Conventional wisdom has it that 2008 was a retrenching time for the DVD industry, with the world focused on Blu-Ray and consumers cutting back. (After all, one can only buy Blade Runner so many times before friends and family start talking intervention.) But for film buffs, this was one of the best DVD years ever, with companies rummaging through their back catalogues for really good, rare stuff and thinking up creative presentations for films that may have otherwise languished in the vaults.
1. Murnau, Borzage and Fox (Fox)
In an unbelievable act of pop curatorial genius, the folks at Fox have redefined the art of DVD boxed sets with this pairing ” combining the expressionist, epic cinema of F.W. Murnau with the sensitive, intimate cinema of Frank Borzage.

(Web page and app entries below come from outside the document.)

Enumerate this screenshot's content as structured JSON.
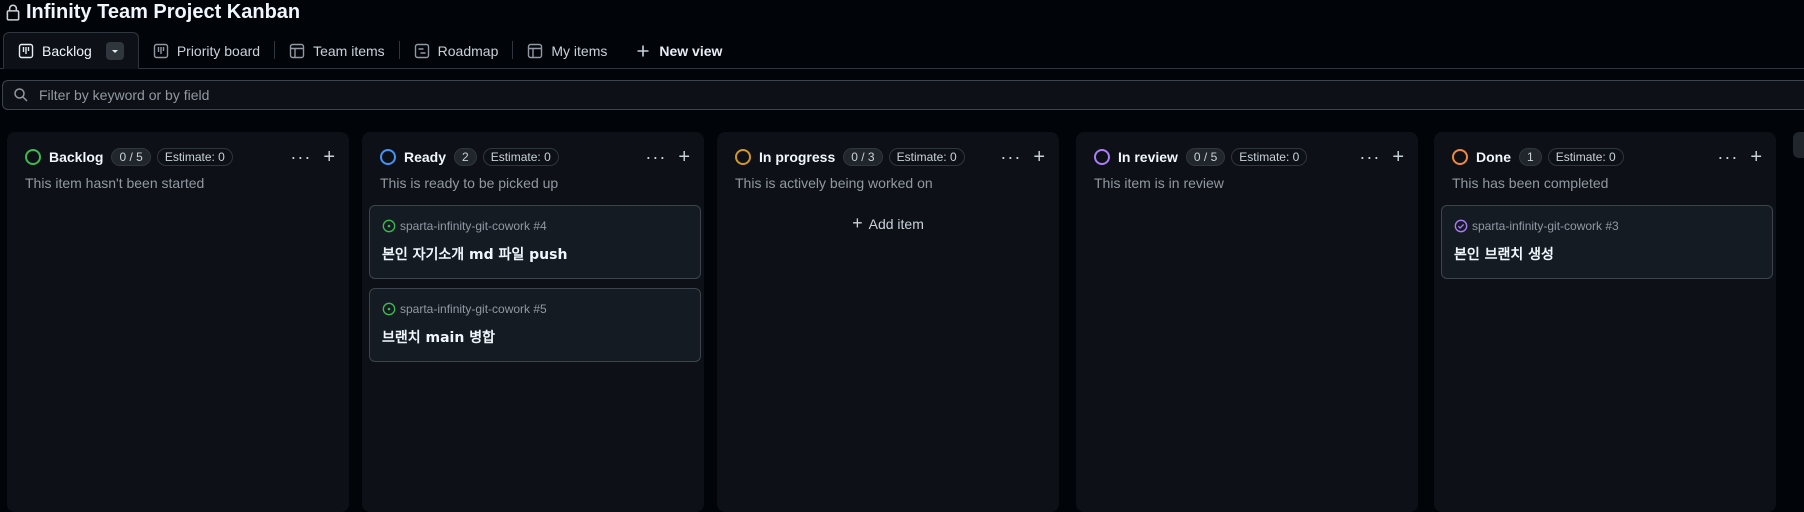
{
  "header": {
    "title": "Infinity Team Project Kanban"
  },
  "tabs": [
    {
      "label": "Backlog"
    },
    {
      "label": "Priority board"
    },
    {
      "label": "Team items"
    },
    {
      "label": "Roadmap"
    },
    {
      "label": "My items"
    },
    {
      "label": "New view"
    }
  ],
  "filter": {
    "placeholder": "Filter by keyword or by field"
  },
  "colors": {
    "backlog": "#3fb950",
    "ready": "#4493f8",
    "in_progress": "#d29922",
    "in_review": "#ab7df8",
    "done": "#f0883e"
  },
  "columns": [
    {
      "name": "Backlog",
      "count": "0 / 5",
      "estimate": "Estimate: 0",
      "description": "This item hasn't been started"
    },
    {
      "name": "Ready",
      "count": "2",
      "estimate": "Estimate: 0",
      "description": "This is ready to be picked up"
    },
    {
      "name": "In progress",
      "count": "0 / 3",
      "estimate": "Estimate: 0",
      "description": "This is actively being worked on",
      "add_item": "Add item"
    },
    {
      "name": "In review",
      "count": "0 / 5",
      "estimate": "Estimate: 0",
      "description": "This item is in review"
    },
    {
      "name": "Done",
      "count": "1",
      "estimate": "Estimate: 0",
      "description": "This has been completed"
    }
  ],
  "cards": {
    "ready": [
      {
        "ref": "sparta-infinity-git-cowork #4",
        "title": "본인 자기소개 md 파일 push"
      },
      {
        "ref": "sparta-infinity-git-cowork #5",
        "title": "브랜치 main 병합"
      }
    ],
    "done": [
      {
        "ref": "sparta-infinity-git-cowork #3",
        "title": "본인 브랜치 생성"
      }
    ]
  }
}
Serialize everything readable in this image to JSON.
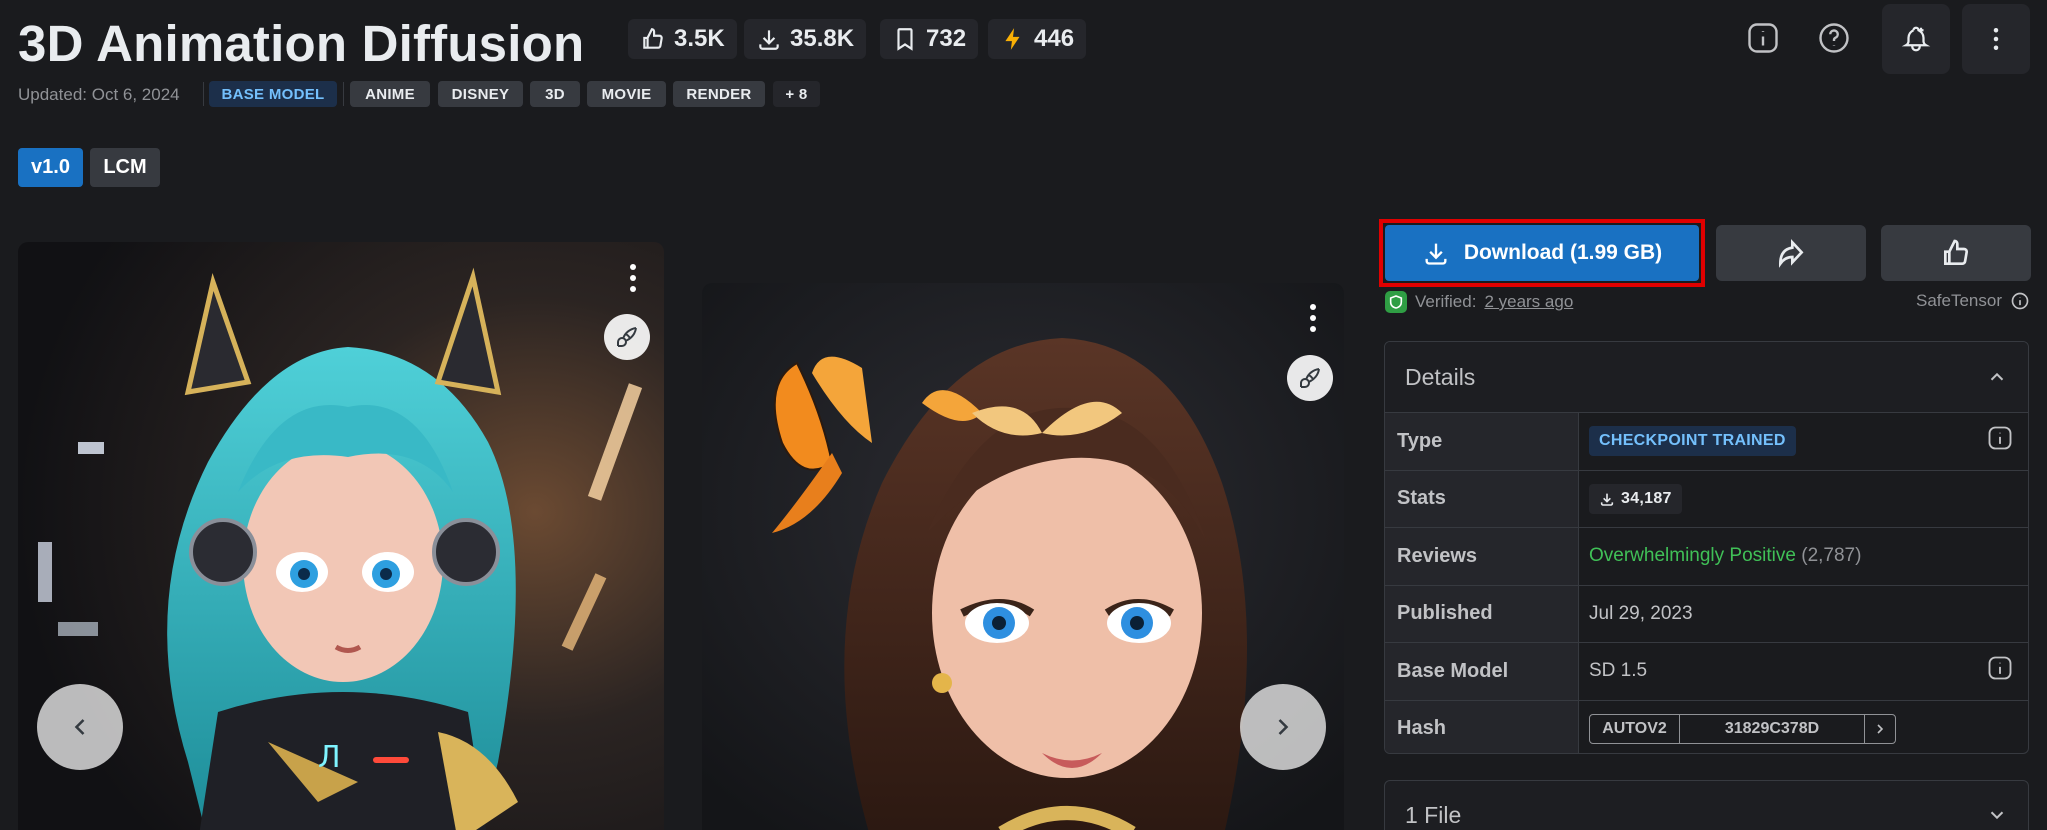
{
  "header": {
    "title": "3D Animation Diffusion",
    "stats": {
      "likes": "3.5K",
      "downloads": "35.8K",
      "bookmarks": "732",
      "buzz": "446"
    },
    "updated": "Updated: Oct 6, 2024",
    "base_badge": "BASE MODEL",
    "tags": [
      "ANIME",
      "DISNEY",
      "3D",
      "MOVIE",
      "RENDER"
    ],
    "more_tags": "+ 8",
    "accent": "#1971c2"
  },
  "versions": [
    {
      "label": "v1.0",
      "active": true
    },
    {
      "label": "LCM",
      "active": false
    }
  ],
  "gallery": {
    "images": [
      {
        "alt": "teal-haired anime girl with headphones and robotic armor"
      },
      {
        "alt": "brown-haired woman with butterflies"
      }
    ]
  },
  "actions": {
    "download": "Download (1.99 GB)",
    "verified_prefix": "Verified:",
    "verified_time": "2 years ago",
    "safetensor": "SafeTensor"
  },
  "details": {
    "title": "Details",
    "rows": {
      "type": {
        "label": "Type",
        "value": "CHECKPOINT TRAINED"
      },
      "stats": {
        "label": "Stats",
        "value": "34,187"
      },
      "reviews": {
        "label": "Reviews",
        "value": "Overwhelmingly Positive",
        "count": "(2,787)"
      },
      "published": {
        "label": "Published",
        "value": "Jul 29, 2023"
      },
      "base_model": {
        "label": "Base Model",
        "value": "SD 1.5"
      },
      "hash": {
        "label": "Hash",
        "algo": "AUTOV2",
        "value": "31829C378D"
      }
    }
  },
  "files": {
    "title": "1 File"
  }
}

With twelve films, two books, and a host of documentaries and reconstructions, this may just go down as the greatest classic film boxed set of all time.
3. Walker, White Dog, and Mishima: A Life in Four Chapters (Criterion)
By putting their name and prestige behind these separate editions of three of the 1980s’ most overlooked (and in White Dog’s case, pretty much unreleased) films, Criterion helped lead the way in redefining what a great home video company can do.
4. Touch of Evil: 50th Anniversary Edition (Universal)
As in his film career, Orson Welles never got the respect he deserved in the age of DVD ” which is why this edition, featuring three distinct versions of his 1958 noir film maudit, along with a host of materials explaining what exactly happened to it, feels so indispensable.
5. The Wire Complete Series (HBO Video)
Fans of the show probably already had the individual season sets, but the Dickensian sweep of David Simon and Ed Burns’s landmark achievement practically mandates a giant box with the full HBO series.
6. Kenji Mizoguchi’s Fallen Women (Eclipse)
The title kind of says it all: Four heartbreaking films about the plight of women in Japanese society, from one of that country’s greatest artists.
Includes: Osaka Elegy, Sisters of the Gion, Street of Shame, Women of the Night
7. The Big Trail (Fox)
You’re probably not going to get many chances theatrically to see Raoul Walsh’s legendary 1930 Western, one of the first 70mm films ever made, so this DVD edition loaded with extras is the next best thing.